However, because of infrastructure limitations, the bandwidth for the $i$-th species must be between $a_ i$ and $b_ i$.
You are newly hired by Ging as a network engineer at Katbook. Your first task is to find the most ‘fair’ bandwidth allocation satisfying the above constraints. More formally, let $x_ i$ be the bandwidth allocated for downloading pictures of the $i$-th species. You must find $x_ i$ such that:
$a_ i \le x_ i \le b_ i$,
$\sum _{i=1}^{n} x_ i = t$,
Let $y_ i = t \cdot \frac{d_ i}{\sum _{j=1}^{n} d_ j}$ ($y_ i$ is the ‘fair share’ bandwidth, if there was no constraints regarding $a_ i$ and $b_ i$), the value $\sum _{i=1}^{n} \frac{(x_ i - y_ i)^2}{y_ i}$ should be as small as possible.

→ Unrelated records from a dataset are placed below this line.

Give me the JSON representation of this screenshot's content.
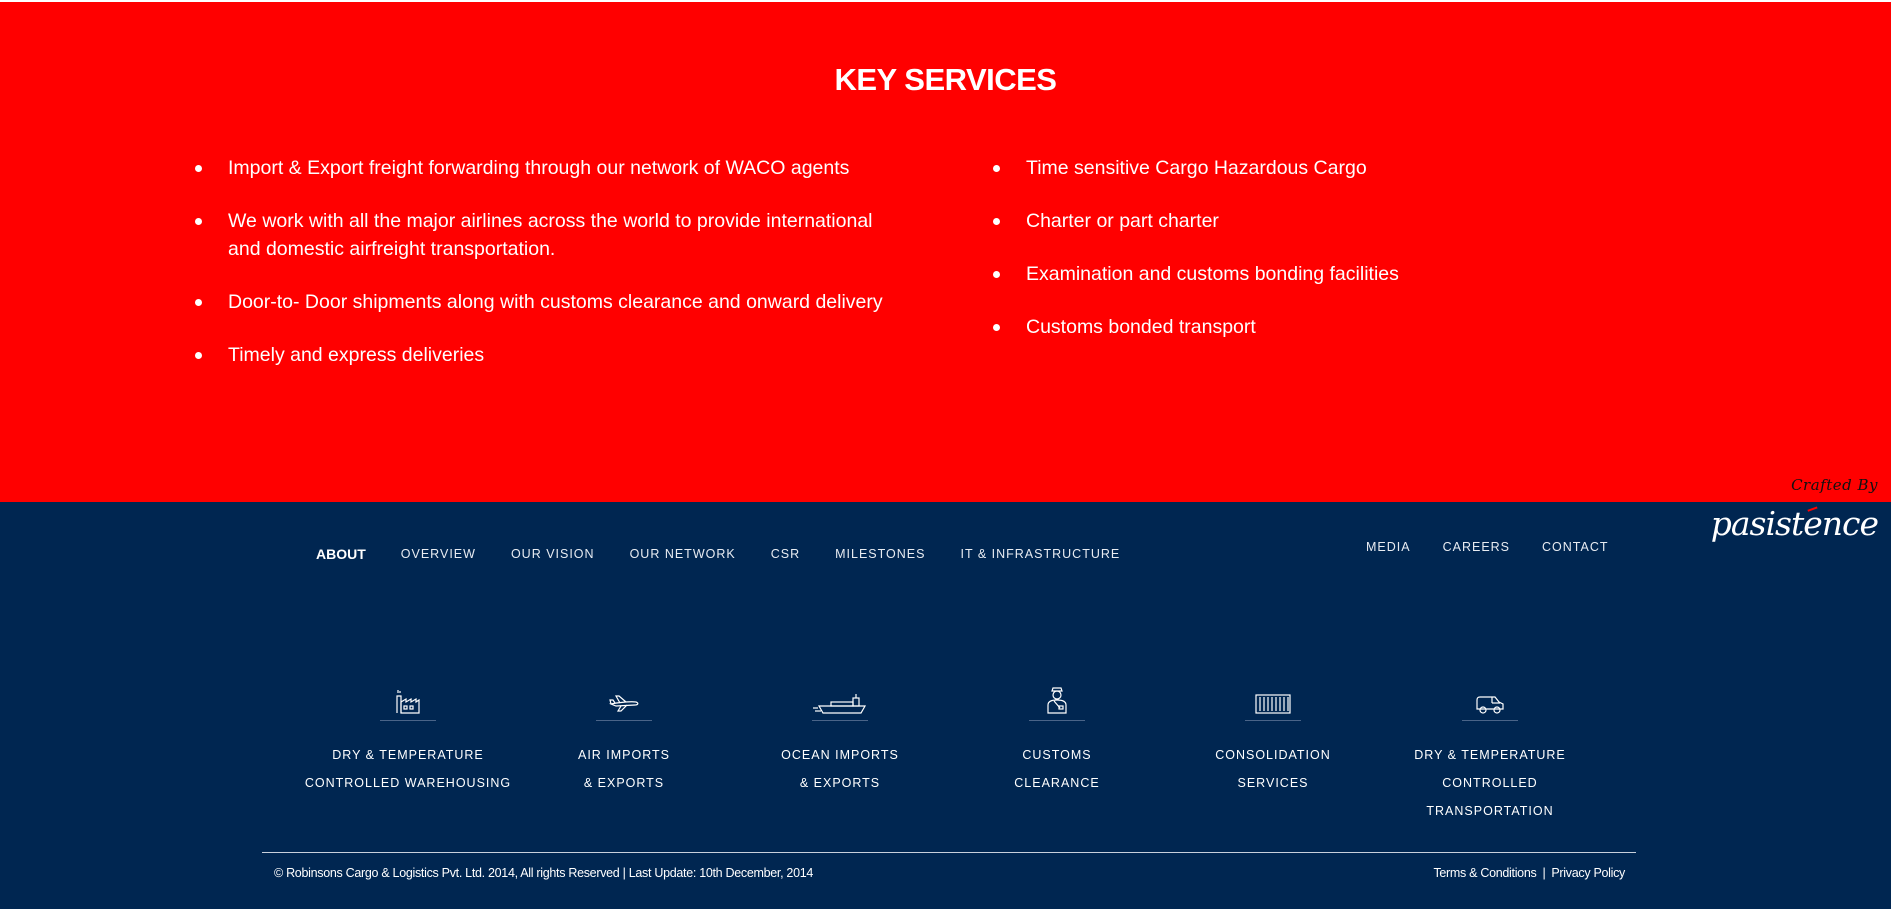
{
  "key_services": {
    "title": "KEY SERVICES",
    "left_items": [
      "Import & Export freight forwarding through our network of WACO agents",
      "We work with all the major airlines across the world to provide international and domestic airfreight transportation.",
      "Door-to- Door shipments along with customs clearance and onward delivery",
      "Timely and express deliveries"
    ],
    "right_items": [
      "Time sensitive Cargo Hazardous Cargo",
      "Charter or part charter",
      "Examination and customs bonding facilities",
      "Customs bonded transport"
    ]
  },
  "nav": {
    "left": [
      "ABOUT",
      "OVERVIEW",
      "OUR VISION",
      "OUR NETWORK",
      "CSR",
      "MILESTONES",
      "IT & INFRASTRUCTURE"
    ],
    "right": [
      "MEDIA",
      "CAREERS",
      "CONTACT"
    ]
  },
  "crafted": {
    "label": "Crafted By",
    "brand": "pasistence"
  },
  "services": [
    {
      "icon": "warehouse-icon",
      "line1": "DRY & TEMPERATURE",
      "line2": "CONTROLLED WAREHOUSING"
    },
    {
      "icon": "airplane-icon",
      "line1": "AIR IMPORTS",
      "line2": "& EXPORTS"
    },
    {
      "icon": "ship-icon",
      "line1": "OCEAN IMPORTS",
      "line2": "& EXPORTS"
    },
    {
      "icon": "customs-officer-icon",
      "line1": "CUSTOMS",
      "line2": "CLEARANCE"
    },
    {
      "icon": "container-icon",
      "line1": "CONSOLIDATION",
      "line2": "SERVICES"
    },
    {
      "icon": "truck-icon",
      "line1": "DRY & TEMPERATURE",
      "line2": "CONTROLLED TRANSPORTATION"
    }
  ],
  "footer": {
    "copyright": "© Robinsons Cargo & Logistics Pvt. Ltd. 2014, All rights Reserved  |  Last Update: 10th December, 2014",
    "terms": "Terms & Conditions",
    "privacy": "Privacy Policy",
    "separator": "|"
  },
  "colors": {
    "red_bg": "#ff0000",
    "navy_bg": "#002651"
  }
}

The first line of input contains $2$ integers $n$ and $t$ $(1 \le n \le 10^5, 1 \le t \le 10^6)$.
In the next $n$ lines, the $i$-th line contains $3$ integers $a_ i$, $b_ i$ and $d_ i$ $(0 \le a_ i \le b_ i \le 10^6, 0 < b_ i, 1 \le d_ i \le 10^6)$.
It is guaranteed that there exists at least one valid solution.
It can be shown that under these constraints, the solution is unique.
Output $n$ lines, each line contains the allocation for downloading pictures of the $i$-th species. The answer will be accepted if and only if its relative or absolute error to the optimal solution is at most $10^{-6}$.
Formally, for each line, let your answer be $a$, and the jury’s answer be $b$. Your answer is accepted if and only if $\frac{|a - b|}{\max {(1, |b|)}} \le 10^{-6}$.
In the first sample, each cat species has its ‘fair share’ of $\frac{1}{3}$ of the whole bandwidth.
In the second sample, note that the cat species $1$ has much more demand and could get almost all of the available bandwidth if not for its maximum to be capped at $1$. The rest is divided with ratio $2:1$, hence the cat species $2$ gets $6$ bits per second and the cat species $3$ gets $3$ bits per second.
Sample Input 1 | Sample Output 1 |
---|---|
3 10 0 10 1 0 10 1 0 10 1 |
3.33333333 3.33333333 3.33333333 |
Sample Input 2 | Sample Output 2 |
---|---|
3 10 0 1 1000 2 8 2 2 8 1 |
1.00000000 6.00000000 3.00000000 |